As we go through life there are amazing people who touch us, touch our minds and our attitudes about life and living. They are teachers. They are mentors. They mold us into who we are and often don't even know it.
I have been lucky to have a number of such people in my life such as the man pictured here. His name was Hector Romulus Demell. He was a French Canadian whose mother loved the classics. Her children had very remarkable names! I wasn't even a teenager when I met Hector. He was one of those quiet, unassuming people who know how to do everything just because . . . how hard could it be? Hector's family lived in a cabin in the Canadian bush. One day, one of the children had severe pains in her side. Hector's mother got on the radio telephone and called the doctor who was about a day away. She laid her daughter out on the kitchen table, and by the light of a kerosene lantern and long distance guidance from the doctor, extracted her appendix with a kitchen knife.
He could paddle a canoe without dripping on the surface of the water because that would disturb the fish. And while he was paddling he rolled and lit a cigarette without losing a beat. He didn't like to eat the trout that he help us catch, but he could cook them over a camp fire so that they would melt in your mouth. He could cook some of the tastiest French pancakes or 'Crepe Suzette' filled with jam and dusted with powered sugar. He could cut down a tree with an axe and drop it on a dime. One night he heard scratching on the roof of his cabin, and went out to find a bear sitting there. Bear meat can be tasty, he told me. I don't know why he just didn't talk the bear down!
My grandfather built a house in the woods by the side of the lake. You could only get to it by walking or by boat. When the house was built, he decided that he needed a basement underneath it for a cold cellar to store stuff since there was no electricity. He and Hector got some dynamite and blew the rock out from underneath the house without disturbing anything or killing themselves in the process.

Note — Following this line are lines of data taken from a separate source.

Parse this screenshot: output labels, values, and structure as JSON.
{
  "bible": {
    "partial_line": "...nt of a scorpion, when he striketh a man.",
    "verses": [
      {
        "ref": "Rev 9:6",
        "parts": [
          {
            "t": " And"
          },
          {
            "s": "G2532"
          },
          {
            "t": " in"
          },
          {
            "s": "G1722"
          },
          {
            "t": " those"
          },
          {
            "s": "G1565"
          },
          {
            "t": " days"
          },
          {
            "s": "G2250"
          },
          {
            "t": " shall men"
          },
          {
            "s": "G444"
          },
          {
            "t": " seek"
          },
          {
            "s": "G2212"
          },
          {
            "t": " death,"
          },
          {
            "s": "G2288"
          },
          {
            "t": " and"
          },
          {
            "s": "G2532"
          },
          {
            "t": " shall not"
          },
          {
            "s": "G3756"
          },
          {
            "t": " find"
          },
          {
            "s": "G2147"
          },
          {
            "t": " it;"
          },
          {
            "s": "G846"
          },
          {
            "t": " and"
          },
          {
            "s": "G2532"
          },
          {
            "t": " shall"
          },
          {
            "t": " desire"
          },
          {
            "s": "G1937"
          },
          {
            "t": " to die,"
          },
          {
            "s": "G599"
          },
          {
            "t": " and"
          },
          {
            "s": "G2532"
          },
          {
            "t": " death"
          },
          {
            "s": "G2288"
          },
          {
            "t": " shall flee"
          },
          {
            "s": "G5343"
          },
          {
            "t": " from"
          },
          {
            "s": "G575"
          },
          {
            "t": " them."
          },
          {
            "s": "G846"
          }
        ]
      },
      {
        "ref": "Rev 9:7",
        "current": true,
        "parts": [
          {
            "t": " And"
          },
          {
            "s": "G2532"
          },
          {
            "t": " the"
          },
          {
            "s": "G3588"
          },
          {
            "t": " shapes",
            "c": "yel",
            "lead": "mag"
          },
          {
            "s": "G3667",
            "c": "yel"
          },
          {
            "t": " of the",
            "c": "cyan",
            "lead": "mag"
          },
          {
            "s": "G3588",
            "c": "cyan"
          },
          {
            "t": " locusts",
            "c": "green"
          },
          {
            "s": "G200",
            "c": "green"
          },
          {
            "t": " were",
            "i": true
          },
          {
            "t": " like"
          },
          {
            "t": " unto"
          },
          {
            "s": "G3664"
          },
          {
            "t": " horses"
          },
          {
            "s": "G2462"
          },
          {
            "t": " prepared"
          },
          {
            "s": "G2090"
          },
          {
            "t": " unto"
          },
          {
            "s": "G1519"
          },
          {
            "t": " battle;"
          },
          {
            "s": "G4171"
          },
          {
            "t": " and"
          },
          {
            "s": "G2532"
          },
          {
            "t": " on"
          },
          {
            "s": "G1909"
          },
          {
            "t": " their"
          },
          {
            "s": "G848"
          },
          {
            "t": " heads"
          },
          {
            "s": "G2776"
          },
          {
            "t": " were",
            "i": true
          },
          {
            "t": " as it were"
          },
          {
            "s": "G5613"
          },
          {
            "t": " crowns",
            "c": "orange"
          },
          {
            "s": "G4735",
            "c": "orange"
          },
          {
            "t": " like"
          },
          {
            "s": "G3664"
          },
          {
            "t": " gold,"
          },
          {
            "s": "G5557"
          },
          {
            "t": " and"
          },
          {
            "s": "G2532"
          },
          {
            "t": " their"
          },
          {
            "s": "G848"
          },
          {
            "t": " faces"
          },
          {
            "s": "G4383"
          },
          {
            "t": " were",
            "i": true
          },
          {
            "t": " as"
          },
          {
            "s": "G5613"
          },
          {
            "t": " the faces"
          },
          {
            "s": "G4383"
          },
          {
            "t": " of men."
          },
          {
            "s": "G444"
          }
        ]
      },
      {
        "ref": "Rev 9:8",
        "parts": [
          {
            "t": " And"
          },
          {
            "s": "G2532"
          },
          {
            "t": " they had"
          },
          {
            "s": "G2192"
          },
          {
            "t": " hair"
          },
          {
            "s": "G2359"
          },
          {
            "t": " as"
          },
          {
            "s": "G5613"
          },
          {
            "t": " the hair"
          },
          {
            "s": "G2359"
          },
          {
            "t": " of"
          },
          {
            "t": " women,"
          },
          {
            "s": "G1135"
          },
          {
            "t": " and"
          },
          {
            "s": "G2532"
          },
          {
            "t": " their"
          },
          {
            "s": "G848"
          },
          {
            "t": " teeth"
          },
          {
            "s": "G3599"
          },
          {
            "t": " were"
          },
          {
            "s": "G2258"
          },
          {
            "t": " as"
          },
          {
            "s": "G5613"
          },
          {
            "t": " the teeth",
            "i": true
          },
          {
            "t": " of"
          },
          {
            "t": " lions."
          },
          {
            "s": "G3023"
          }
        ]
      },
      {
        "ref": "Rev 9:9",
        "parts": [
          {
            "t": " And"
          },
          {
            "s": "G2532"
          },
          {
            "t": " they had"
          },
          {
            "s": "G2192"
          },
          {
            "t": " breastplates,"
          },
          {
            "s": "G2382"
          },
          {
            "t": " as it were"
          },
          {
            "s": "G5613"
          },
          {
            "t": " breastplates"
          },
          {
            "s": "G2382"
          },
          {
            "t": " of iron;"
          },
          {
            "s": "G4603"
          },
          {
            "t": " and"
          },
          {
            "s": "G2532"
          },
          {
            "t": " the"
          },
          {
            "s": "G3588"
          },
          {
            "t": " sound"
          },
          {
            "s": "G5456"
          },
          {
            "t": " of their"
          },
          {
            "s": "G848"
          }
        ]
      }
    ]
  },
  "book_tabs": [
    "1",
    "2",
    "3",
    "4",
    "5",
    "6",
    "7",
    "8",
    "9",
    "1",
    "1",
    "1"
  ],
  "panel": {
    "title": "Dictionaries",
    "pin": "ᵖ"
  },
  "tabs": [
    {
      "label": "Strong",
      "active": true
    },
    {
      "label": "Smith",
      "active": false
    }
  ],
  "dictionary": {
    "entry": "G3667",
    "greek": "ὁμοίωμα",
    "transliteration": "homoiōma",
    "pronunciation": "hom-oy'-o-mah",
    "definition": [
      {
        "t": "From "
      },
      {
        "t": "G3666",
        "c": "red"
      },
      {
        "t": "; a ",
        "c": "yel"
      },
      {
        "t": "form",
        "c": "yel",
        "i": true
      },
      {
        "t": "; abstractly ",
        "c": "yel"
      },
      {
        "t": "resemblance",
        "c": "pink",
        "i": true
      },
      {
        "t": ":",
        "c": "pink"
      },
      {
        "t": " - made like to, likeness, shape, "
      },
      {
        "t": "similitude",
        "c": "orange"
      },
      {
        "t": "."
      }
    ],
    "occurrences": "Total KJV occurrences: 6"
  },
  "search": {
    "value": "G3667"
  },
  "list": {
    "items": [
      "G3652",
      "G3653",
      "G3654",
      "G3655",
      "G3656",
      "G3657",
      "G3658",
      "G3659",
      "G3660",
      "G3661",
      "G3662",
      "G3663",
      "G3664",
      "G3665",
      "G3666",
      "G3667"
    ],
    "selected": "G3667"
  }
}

I always thought of Hector as one of those people inherently knew the meaning of life and the essence of the natural order. He didn't talk about it or brag about it. He just lived it. The way it should be lived.